> PROBLEM TO SOLVE: Counting only the lines below that contain the word "false", what is the total? Give it with no other words.
[THE DATA Boundary: Start]
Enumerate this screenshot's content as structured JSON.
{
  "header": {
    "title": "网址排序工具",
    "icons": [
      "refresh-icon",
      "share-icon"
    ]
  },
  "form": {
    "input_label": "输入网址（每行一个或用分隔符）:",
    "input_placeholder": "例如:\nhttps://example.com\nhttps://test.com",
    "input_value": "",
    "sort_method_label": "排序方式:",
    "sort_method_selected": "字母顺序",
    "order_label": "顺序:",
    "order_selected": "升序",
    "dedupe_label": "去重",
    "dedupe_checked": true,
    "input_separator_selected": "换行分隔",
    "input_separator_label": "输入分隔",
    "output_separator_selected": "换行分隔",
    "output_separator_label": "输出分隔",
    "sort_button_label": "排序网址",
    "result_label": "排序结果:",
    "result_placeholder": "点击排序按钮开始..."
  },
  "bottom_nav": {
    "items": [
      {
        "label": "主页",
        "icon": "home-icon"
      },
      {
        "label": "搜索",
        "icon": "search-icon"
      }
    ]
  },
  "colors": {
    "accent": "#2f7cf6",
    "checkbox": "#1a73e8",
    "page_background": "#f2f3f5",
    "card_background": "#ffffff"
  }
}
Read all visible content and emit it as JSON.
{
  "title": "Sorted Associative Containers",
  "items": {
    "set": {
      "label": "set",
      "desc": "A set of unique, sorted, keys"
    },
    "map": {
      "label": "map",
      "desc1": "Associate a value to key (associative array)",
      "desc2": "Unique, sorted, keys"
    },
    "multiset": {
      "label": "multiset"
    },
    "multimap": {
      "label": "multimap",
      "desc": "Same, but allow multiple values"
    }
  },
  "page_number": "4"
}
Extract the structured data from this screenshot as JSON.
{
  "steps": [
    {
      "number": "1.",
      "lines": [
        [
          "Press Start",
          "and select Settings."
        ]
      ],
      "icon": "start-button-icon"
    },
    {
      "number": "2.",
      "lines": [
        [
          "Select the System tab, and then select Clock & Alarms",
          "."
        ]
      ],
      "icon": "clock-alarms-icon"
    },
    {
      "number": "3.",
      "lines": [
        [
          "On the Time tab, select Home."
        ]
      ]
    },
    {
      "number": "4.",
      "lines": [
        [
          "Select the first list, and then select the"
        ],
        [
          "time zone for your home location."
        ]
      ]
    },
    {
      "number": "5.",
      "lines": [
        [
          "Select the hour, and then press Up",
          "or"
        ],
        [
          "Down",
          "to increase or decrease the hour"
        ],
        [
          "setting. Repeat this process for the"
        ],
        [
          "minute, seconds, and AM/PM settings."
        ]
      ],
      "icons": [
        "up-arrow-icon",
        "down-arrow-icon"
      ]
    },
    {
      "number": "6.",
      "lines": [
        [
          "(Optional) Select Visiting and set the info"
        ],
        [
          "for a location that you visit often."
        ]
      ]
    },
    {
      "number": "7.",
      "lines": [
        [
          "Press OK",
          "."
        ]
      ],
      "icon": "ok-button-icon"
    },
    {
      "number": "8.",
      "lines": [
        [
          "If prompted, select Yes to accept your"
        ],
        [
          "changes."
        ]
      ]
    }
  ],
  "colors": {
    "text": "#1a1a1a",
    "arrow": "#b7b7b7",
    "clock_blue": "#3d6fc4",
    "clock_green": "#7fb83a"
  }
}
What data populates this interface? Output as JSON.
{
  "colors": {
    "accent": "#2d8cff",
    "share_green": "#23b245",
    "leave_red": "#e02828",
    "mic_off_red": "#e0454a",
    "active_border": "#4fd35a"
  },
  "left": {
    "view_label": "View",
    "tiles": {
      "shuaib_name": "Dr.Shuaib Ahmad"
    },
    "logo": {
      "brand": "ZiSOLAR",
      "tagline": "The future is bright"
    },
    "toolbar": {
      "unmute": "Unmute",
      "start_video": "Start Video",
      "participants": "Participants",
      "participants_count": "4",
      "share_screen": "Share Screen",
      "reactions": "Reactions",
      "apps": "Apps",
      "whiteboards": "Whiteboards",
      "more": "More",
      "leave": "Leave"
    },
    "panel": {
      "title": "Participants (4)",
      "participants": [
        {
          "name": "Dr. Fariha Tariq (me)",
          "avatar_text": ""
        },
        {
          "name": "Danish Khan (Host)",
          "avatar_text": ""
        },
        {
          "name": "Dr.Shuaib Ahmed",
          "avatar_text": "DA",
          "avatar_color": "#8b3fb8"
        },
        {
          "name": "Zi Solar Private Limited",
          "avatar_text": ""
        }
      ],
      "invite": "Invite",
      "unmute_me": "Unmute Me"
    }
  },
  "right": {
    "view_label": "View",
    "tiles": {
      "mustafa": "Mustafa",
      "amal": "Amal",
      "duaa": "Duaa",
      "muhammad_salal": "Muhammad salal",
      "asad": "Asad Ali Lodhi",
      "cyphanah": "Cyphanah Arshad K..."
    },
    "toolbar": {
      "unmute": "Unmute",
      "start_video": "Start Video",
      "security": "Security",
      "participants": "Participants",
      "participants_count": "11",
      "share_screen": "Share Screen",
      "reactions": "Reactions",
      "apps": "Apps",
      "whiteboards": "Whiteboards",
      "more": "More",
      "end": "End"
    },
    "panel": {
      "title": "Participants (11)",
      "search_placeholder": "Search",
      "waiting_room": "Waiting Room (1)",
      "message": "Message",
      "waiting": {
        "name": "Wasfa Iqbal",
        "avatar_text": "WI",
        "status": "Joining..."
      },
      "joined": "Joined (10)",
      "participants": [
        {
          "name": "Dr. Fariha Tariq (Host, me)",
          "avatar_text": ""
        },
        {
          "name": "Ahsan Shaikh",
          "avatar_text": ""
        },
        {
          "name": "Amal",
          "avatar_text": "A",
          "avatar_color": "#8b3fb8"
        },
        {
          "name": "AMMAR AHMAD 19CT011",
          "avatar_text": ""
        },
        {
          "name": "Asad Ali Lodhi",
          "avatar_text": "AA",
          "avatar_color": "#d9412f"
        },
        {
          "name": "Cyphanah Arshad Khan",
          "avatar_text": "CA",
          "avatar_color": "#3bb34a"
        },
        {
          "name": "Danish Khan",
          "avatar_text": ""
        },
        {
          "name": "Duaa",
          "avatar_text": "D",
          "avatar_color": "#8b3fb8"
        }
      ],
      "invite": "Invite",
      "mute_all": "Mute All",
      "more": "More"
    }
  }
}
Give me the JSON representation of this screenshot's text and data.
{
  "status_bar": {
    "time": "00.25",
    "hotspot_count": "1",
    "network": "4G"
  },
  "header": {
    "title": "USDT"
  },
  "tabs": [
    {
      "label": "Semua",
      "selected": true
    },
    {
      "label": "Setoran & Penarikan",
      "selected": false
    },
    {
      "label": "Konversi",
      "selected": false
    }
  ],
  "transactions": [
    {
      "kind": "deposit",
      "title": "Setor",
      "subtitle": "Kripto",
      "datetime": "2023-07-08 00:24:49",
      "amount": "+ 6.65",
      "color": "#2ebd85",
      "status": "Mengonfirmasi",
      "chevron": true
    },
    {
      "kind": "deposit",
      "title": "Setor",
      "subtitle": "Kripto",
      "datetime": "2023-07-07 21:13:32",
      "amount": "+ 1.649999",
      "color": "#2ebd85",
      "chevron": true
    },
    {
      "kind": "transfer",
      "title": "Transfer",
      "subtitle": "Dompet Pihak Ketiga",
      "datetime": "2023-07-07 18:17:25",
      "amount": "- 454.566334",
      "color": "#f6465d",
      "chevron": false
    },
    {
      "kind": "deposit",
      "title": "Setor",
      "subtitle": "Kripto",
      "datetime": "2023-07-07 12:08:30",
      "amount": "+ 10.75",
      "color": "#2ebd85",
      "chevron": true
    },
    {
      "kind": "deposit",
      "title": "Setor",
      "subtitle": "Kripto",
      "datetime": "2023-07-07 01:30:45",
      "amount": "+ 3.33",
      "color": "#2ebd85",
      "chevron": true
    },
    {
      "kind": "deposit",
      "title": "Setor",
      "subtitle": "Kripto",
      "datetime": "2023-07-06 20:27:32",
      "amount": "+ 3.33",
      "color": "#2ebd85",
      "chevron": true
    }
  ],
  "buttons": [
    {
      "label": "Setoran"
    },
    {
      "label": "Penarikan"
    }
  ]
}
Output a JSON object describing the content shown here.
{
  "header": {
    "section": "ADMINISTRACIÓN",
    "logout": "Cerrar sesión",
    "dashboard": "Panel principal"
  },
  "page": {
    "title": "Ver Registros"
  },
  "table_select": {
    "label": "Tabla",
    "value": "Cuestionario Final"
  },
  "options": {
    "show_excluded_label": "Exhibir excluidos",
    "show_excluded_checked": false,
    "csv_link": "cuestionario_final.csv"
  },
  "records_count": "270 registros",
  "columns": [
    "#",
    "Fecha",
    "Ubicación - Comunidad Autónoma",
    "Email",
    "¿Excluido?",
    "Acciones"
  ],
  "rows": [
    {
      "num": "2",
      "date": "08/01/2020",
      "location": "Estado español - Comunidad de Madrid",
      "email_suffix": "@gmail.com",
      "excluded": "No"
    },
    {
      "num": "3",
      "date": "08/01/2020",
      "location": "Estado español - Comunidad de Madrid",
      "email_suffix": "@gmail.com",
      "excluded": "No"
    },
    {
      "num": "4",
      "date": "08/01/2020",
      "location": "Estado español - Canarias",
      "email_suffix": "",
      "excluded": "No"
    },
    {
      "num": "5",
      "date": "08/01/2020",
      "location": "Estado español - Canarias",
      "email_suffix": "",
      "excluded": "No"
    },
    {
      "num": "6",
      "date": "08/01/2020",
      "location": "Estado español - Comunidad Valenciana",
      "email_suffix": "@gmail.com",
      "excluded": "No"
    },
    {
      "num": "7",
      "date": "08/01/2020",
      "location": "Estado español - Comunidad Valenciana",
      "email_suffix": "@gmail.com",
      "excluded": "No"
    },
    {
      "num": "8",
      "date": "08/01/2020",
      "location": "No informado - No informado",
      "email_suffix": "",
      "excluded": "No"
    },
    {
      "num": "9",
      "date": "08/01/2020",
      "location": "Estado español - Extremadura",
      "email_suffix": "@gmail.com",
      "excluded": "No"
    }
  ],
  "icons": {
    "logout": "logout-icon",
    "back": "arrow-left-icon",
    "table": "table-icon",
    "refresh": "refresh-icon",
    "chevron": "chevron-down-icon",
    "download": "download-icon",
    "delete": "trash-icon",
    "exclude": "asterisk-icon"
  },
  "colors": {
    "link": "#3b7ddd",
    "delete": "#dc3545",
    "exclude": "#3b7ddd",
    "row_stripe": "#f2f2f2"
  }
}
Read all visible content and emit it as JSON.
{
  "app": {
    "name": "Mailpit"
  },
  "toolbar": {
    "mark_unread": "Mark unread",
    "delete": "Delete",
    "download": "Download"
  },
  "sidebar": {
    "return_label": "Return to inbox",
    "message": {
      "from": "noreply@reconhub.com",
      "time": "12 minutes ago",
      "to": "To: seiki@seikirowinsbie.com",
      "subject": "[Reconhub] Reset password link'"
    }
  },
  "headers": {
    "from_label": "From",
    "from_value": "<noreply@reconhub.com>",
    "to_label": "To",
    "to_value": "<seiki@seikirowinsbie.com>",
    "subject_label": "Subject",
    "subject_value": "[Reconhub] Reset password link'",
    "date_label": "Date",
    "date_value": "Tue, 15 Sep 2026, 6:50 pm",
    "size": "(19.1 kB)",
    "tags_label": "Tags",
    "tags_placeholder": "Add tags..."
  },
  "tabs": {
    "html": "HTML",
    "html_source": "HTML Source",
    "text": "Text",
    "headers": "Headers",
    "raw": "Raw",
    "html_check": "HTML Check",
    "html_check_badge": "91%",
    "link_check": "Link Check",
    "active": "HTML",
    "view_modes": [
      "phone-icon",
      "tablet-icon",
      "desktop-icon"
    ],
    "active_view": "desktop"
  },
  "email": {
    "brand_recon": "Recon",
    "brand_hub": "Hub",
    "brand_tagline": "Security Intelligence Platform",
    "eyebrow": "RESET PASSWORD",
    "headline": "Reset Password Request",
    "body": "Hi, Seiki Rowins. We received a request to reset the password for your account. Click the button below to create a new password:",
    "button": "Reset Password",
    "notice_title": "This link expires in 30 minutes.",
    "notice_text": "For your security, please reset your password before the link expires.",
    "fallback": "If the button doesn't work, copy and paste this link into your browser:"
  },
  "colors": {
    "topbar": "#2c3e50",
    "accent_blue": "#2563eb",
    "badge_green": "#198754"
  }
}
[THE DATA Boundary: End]
> YOUR SOLUTION: 4